Software takes itself too seriously. It’s time to have some fun. For far too long, software has been designed and created around one single metric - revenue. And often, increasing revenue creates negative behaviour for us - the humans. Designs are created to maximize clicks and to be more addictive than nicotine. We are constantly bombarded with notifications and alerts, and we are forced to make decisions in a split second. On top of this, building software has never been more complex. Although we have a wonderful array of technology at our disposal to scale an application to millions of people, it’s also incredibly complex to build and maintain.
We cannot abandon these metrics. Ultimately, it keeps the world turning. But we should introduce some “whimsey”.
| whimsical wim-zi-kal | definition: playfully quaint or fanciful behaviour or humour.
We should be able to build software that is fun to use, that makes us smile, and that makes us feel good about ourselves.
Enter Whimsical Software.
The Whimsical Software Manifesto
- Be playful. Discard the boring blues and greys. Use bright colours, delightful interactions, playful sounds and animations. Software should be like a playground, not a prison. In some cases, people perhaps spend more time using your software than they do with their family. So, it should be an enjoyable place that allows them to do their job.
- Be kind. Most revenue generation from software arises from hoovering up masses of data. Whimsical software should be kind, capturing only what data is needed to deliver a better experience. It should be kind to the environment, running on efficient architectures (e.g. serverless) and using minimal resources. And it should encourage us get the task done, and then log off.
- Be helpful. How many times have you wondered what an error message was, how a particular edge case function could be done or how to use a particular feature? Whimsical software should be helpful, providing guidance when needed. And automating as much as possible.

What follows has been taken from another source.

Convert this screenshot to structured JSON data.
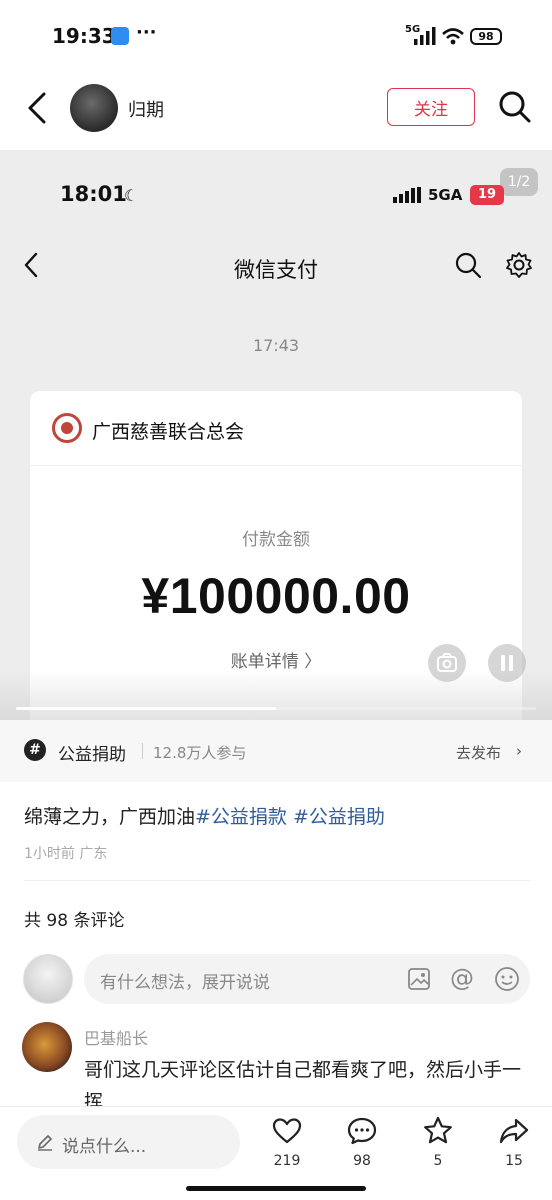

Whimsical software is not a particular aesthetic or technology. It’s a way of building tools to empower people, not to enslave them. You could have an old school terminal interface, or a modern web application. It doesn’t matter. What matters is that it’s fun to use, and that it makes you smile.